When it is -20C outside, colder if you factor in the wind chill, you need something to cheer you up. Nothing grows in Ontario in this weather, but citrus fruits are everywhere in the market. They arrive from warmer climes. Seville oranges stay for only a brief moment, don’t miss them, and the cédrats/ citrons from Sicily (more about them next week) are here too. Grapefruit, always available in these days of jet setting fruit, are at their best at this time of the year.

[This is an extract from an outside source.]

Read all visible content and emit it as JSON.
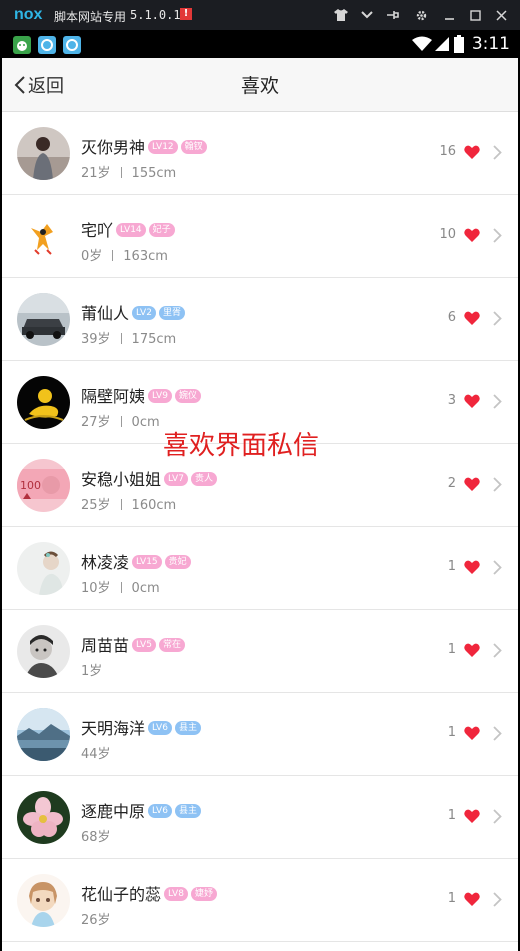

The grapefruit is a relatively new addition to our fruit bowl, (mid 18th century) and it’s the only citrus fruit that doesn’t originate in Southeast Asia. Citrus trees hybridize easily and grapefruit are the result of an accidental cross between an orange and the largest of all citrus fruit, the yellow, thick-skinned pomelo. Today growers believe we prefer the sweet pink and red grapefruit developed at the beginning of the last century, I do not. Thankfully white grapefruit are back at my local market and I’d like to think I’m partly responsible after my promotion of them in Bitter. White grapefruit have a bitter edge that makes them much more interesting to cook, especially when making a dessert.

A friend bought me a bottle of Suze, back from Montréal so as well as drinking it I decided to make the Suze Sorbet recipe from Bitter. It’s freezing outside and I am making sorbet, yes. It’s the perfect end to a meal of rich, fatty cassoulet and the recipe couldn’t be simpler –

1 1/2 cups / 375 ml freshly squeezed and strained grapefruit juice (about 3 medium)
2 tablespoons freshly squeezed and strained lemon juice, from about 1 ⁄ 2 lemon
3 1 ⁄ 2 ounces / 1 ⁄ 2 cup / 100 g superfine (caster) sugar
1 ⁄ 3 cup / 75 ml Suze

Stir the grapefruit and lemon juices together with the sugar and Suze until the sugar is dissolved. Cover and refrigerate the mixture overnight. Also, place a container for the sorbet in the freezer to get cold.

The next day, remove the sorbet mixture from the refrigerator, stir again, then churn in an ice cream machine following the manufacturer’s instructions. Transfer the sorbet to the cold container and freeze until ready to serve.  You will have about 2 cups / 5oo ml enough for 6 to 8 serves.

Reprinted with permission from Bitter: A Taste of the World’s Most Dangerous Flavor, with Recipes by Jennifer McLagan, copyright © 2014. Published by Ten Speed Press, an imprint of Random House LLC

The colour is a soft yellow and the taste bitter-sweet. The digestive powers of gentian, the main ingredient of Suze, help digest the cassoulet.

Suze Sorbet